Before leaving New York for Schloss Velden, in southern Austria, and Capella Castlemartyr, in County Cork, Ireland, just as I was choosing which ties to pack and about to oven-dry some tomatoes, Benjamin and Iona called, identifying themselves as my private assistants. Was there anything they could do for me or needed to know about me before my arrival—dietary don’ts, transfers, reservations, specific things I wanted to see or do?
Wow, I thought. Lots of hotels send “thank you for staying with us!” notes after you check out, but such exhaustive “pre-calls” are rare. I was impressed, even if I failed the keen, bright voices on the other end because I couldn’t think of anything for them to do. Both Schloss Velden and Castlemartyr are part of Capella Hotels and Resorts, the upstart luxury hospitality group based in Atlanta and headed by Horst Schulze. Do you know Ritz-Carlton?If so, it is thanks to Mr. Schulze, who left the company as vice chairman in 2002 and whose name is synonymous with visionary hotel-building. The idea is that he will do for Capella what he did for Ritz-Carlton, minus the cobalt goblets.
Nobody phoned me from Le Richemond, in Geneva, or the Charles Hotel, in Munich, where I would also be staying, which is not to say these places don’t have their knives sharpened: They are, after all, urban hotels that do big business with business travelers, not country resorts focused on the leisure market. Warm and fuzzy is not their style, which is fine. As outposts of an empire built on a different model, they have other attributes.

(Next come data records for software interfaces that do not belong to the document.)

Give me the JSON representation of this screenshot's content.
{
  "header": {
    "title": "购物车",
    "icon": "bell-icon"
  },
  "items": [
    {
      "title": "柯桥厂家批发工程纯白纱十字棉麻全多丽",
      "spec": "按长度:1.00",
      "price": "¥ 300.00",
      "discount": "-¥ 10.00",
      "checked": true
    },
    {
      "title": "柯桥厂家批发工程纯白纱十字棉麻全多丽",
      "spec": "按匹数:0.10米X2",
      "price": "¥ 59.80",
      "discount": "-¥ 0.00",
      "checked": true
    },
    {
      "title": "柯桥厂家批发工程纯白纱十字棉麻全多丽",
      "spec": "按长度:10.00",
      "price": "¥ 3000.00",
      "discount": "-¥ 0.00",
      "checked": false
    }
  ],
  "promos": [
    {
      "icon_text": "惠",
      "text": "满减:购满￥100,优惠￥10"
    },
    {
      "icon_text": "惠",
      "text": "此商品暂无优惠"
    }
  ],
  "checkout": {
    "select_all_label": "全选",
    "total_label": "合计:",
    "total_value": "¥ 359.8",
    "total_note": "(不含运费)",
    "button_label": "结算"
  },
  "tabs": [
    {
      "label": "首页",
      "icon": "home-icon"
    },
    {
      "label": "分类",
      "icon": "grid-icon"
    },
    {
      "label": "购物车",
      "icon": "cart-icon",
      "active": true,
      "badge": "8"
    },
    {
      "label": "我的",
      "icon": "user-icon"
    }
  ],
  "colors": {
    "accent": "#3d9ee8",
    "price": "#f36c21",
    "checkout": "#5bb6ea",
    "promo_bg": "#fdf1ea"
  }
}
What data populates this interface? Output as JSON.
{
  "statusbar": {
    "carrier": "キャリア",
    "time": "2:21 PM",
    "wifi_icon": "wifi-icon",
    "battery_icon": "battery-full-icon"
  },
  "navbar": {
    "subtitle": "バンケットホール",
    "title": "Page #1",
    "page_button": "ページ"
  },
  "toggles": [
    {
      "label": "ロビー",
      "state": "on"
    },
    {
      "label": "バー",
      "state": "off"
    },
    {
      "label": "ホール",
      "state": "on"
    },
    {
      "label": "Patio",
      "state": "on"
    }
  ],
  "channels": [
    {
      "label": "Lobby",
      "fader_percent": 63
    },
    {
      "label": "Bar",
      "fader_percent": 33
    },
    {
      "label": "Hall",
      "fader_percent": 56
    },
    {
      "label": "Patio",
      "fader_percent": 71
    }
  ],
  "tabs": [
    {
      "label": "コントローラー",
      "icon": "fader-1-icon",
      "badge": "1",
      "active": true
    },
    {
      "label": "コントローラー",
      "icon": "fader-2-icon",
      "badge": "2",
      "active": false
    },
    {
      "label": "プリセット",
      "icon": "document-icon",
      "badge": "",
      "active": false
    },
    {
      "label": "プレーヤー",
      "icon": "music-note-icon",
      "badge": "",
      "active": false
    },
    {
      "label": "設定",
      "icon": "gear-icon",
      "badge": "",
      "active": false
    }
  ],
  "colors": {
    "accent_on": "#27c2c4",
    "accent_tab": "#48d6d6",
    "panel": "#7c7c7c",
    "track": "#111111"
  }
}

Slick, sleek, and possibly impossible to trip up no matter how many traps you lay for them, Le Richemond and the Charles belong to the Rocco Forte Collection, which by July will also have the Augustine, in Prague. Looking onto the Wallenstein Garden, a geometric masterpiece of the early Baroque, the Augustine is set to inhabit a historic complex of five buildings, including a portion of a working 13th-century monastery. Spying monks on their way to vespers isn’t normally part of the five-star hotel experience. But it will be here, and you won’t even have to pay extra.
Using some creative math, Forte has lately taken to calling itself the largest luxury hotel operator in Europe. Oh really?Tell that to the Four Seasons, whose Hotel Istanbul at Bosphorus bows in June, followed the next month by the Hotel Firenze, in Florence. While the Istanbul is folded into a romantic 19th-century Ottoman mansion with views across the strait to the Asian side of the city, the Firenze claims a ravishing Renaissance palazzo steps from the Duomo.

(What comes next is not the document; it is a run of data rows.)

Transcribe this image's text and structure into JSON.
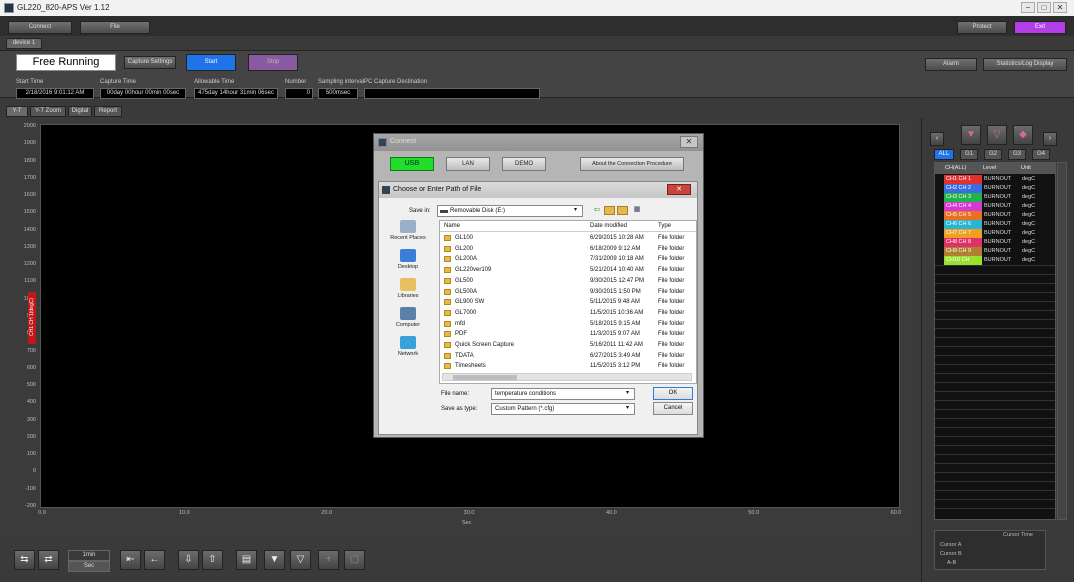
{
  "window": {
    "title": "GL220_820-APS Ver 1.12",
    "minimize": "−",
    "maximize": "□",
    "close": "✕"
  },
  "toolbar": {
    "connect": "Connect",
    "file": "File",
    "protect": "Protect",
    "exit": "Exit"
  },
  "device_tab": "device 1",
  "status": {
    "mode": "Free Running",
    "capture_settings": "Capture Settings",
    "start": "Start",
    "stop": "Stop",
    "alarm": "Alarm",
    "stats": "Statistics/Log Display"
  },
  "info": {
    "start_time_label": "Start Time",
    "start_time": "2/18/2016 9:01:12 AM",
    "capture_time_label": "Capture Time",
    "capture_time": "00day 00hour 00min 00sec",
    "allowable_label": "Allowable Time",
    "allowable": "475day 14hour 31min 06sec",
    "number_label": "Number",
    "number": "0",
    "interval_label": "Sampling interval",
    "interval": "500msec",
    "dest_label": "PC Capture Destination",
    "dest": ""
  },
  "view_tabs": [
    "Y-T",
    "Y-T Zoom",
    "Digital",
    "Report"
  ],
  "chart": {
    "y_ticks": [
      "2000",
      "1900",
      "1800",
      "1700",
      "1600",
      "1500",
      "1400",
      "1300",
      "1200",
      "1100",
      "1000",
      "900",
      "800",
      "700",
      "600",
      "500",
      "400",
      "300",
      "200",
      "100",
      "0",
      "-100",
      "-200"
    ],
    "x_ticks": [
      "0.0",
      "10.0",
      "20.0",
      "30.0",
      "40.0",
      "50.0",
      "60.0"
    ],
    "x_unit": "Sec",
    "y_label": "CH1 CH 1(degC)"
  },
  "bottom": {
    "time_value": "1min",
    "time_unit": "Sec"
  },
  "side": {
    "groups": [
      "ALL",
      "G1",
      "G2",
      "G3",
      "G4"
    ],
    "headers": [
      "CH(ALL)",
      "Level",
      "Unit"
    ],
    "channels": [
      {
        "name": "CH1 CH 1",
        "level": "BURNOUT",
        "unit": "degC",
        "color": "#e03030"
      },
      {
        "name": "CH2 CH 2",
        "level": "BURNOUT",
        "unit": "degC",
        "color": "#3a6ee0"
      },
      {
        "name": "CH3 CH 3",
        "level": "BURNOUT",
        "unit": "degC",
        "color": "#22b24a"
      },
      {
        "name": "CH4 CH 4",
        "level": "BURNOUT",
        "unit": "degC",
        "color": "#d23ad2"
      },
      {
        "name": "CH5 CH 5",
        "level": "BURNOUT",
        "unit": "degC",
        "color": "#e8701e"
      },
      {
        "name": "CH6 CH 6",
        "level": "BURNOUT",
        "unit": "degC",
        "color": "#2ab4d4"
      },
      {
        "name": "CH7 CH 7",
        "level": "BURNOUT",
        "unit": "degC",
        "color": "#f0a020"
      },
      {
        "name": "CH8 CH 8",
        "level": "BURNOUT",
        "unit": "degC",
        "color": "#e0306a"
      },
      {
        "name": "CH9 CH 9",
        "level": "BURNOUT",
        "unit": "degC",
        "color": "#b08030"
      },
      {
        "name": "CH10 CH",
        "level": "BURNOUT",
        "unit": "degC",
        "color": "#9ae030"
      }
    ],
    "cursor_time": "Cursor Time",
    "cursor_a": "Cursor A",
    "cursor_b": "Cursor B",
    "cursor_ab": "A-B"
  },
  "conn_dialog": {
    "title": "Connect",
    "usb": "USB",
    "lan": "LAN",
    "demo": "DEMO",
    "about": "About the Connection Procedure"
  },
  "file_dialog": {
    "title": "Choose or Enter Path of File",
    "save_in_label": "Save in:",
    "save_in": "Removable Disk (E:)",
    "places": [
      "Recent Places",
      "Desktop",
      "Libraries",
      "Computer",
      "Network"
    ],
    "columns": [
      "Name",
      "Date modified",
      "Type"
    ],
    "files": [
      {
        "name": "GL100",
        "date": "6/29/2015 10:28 AM",
        "type": "File folder"
      },
      {
        "name": "GL200",
        "date": "6/18/2009 9:12 AM",
        "type": "File folder"
      },
      {
        "name": "GL200A",
        "date": "7/31/2009 10:18 AM",
        "type": "File folder"
      },
      {
        "name": "GL220ver109",
        "date": "5/21/2014 10:40 AM",
        "type": "File folder"
      },
      {
        "name": "GL500",
        "date": "9/30/2015 12:47 PM",
        "type": "File folder"
      },
      {
        "name": "GL500A",
        "date": "9/30/2015 1:50 PM",
        "type": "File folder"
      },
      {
        "name": "GL900 SW",
        "date": "5/11/2015 9:48 AM",
        "type": "File folder"
      },
      {
        "name": "GL7000",
        "date": "11/5/2015 10:36 AM",
        "type": "File folder"
      },
      {
        "name": "mfd",
        "date": "5/18/2015 9:15 AM",
        "type": "File folder"
      },
      {
        "name": "PDF",
        "date": "11/3/2015 9:07 AM",
        "type": "File folder"
      },
      {
        "name": "Quick Screen Capture",
        "date": "5/16/2011 11:42 AM",
        "type": "File folder"
      },
      {
        "name": "TDATA",
        "date": "6/27/2015 3:49 AM",
        "type": "File folder"
      },
      {
        "name": "Timesheets",
        "date": "11/5/2015 3:12 PM",
        "type": "File folder"
      }
    ],
    "file_name_label": "File name:",
    "file_name": "temperature conditions",
    "save_type_label": "Save as type:",
    "save_type": "Custom Pattern (*.cfg)",
    "ok": "OK",
    "cancel": "Cancel"
  }
}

Capella is too wet behind the ears for the established big guns to really care about it. Richard Power, Forte’s brand managing director, calls Four Seasons his “most admired competitor,” but insists he’s never even heard of Capella. Forte and Capella are not head-to-head rivals, but Power’s ignorance is still a little odd when you consider that both are luxury brands vying for consumer mind-share. When Schulze told me he did not know the Forte product well enough to comment on it, I started to think maybe I was the paranoid one. I always assume these guys read each other’s moves like tea leaves. But beyond a preoccupation with size, maybe they really do live in a bubble.

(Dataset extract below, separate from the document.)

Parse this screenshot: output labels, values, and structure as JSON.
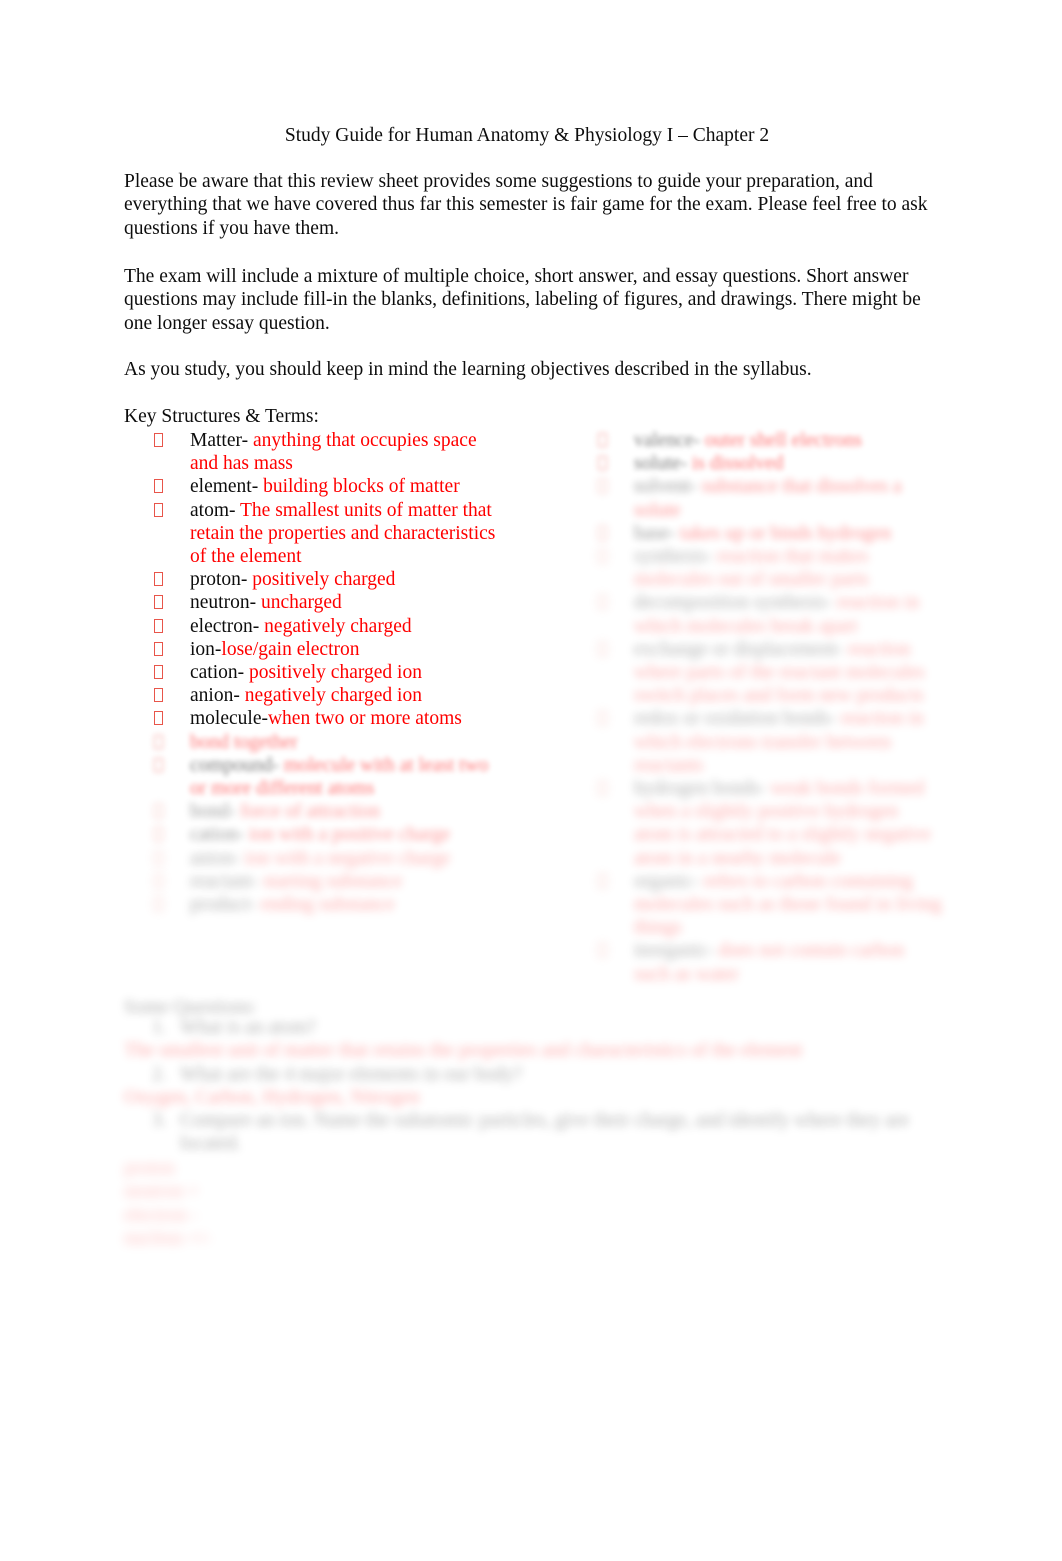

Richard Power may finally hear about capella when its third property, the Breidenbacher Hof in Düsseldorf, opens this month. Not that it will be an easy sell. Much is being made of the hotel’s location on the “glamorous” Königsallee, the city’s principal boulevard, but for many, glamour and Düsseldorf will never make it down the aisle.
There will be a lot more to get your teeth into at Capella Dunboy Castle, in Castletownbere, Ireland, launching this summer. Dunboy was built around 1400 by ancestors of Donal O’Sullivan Beara, the last Irish chieftain to forswear allegiance to England. Guest rooms (as at all Capellas, the number hovers around 100) overlook grounds where in 1602 Beara and his army clashed bloodily with English troops.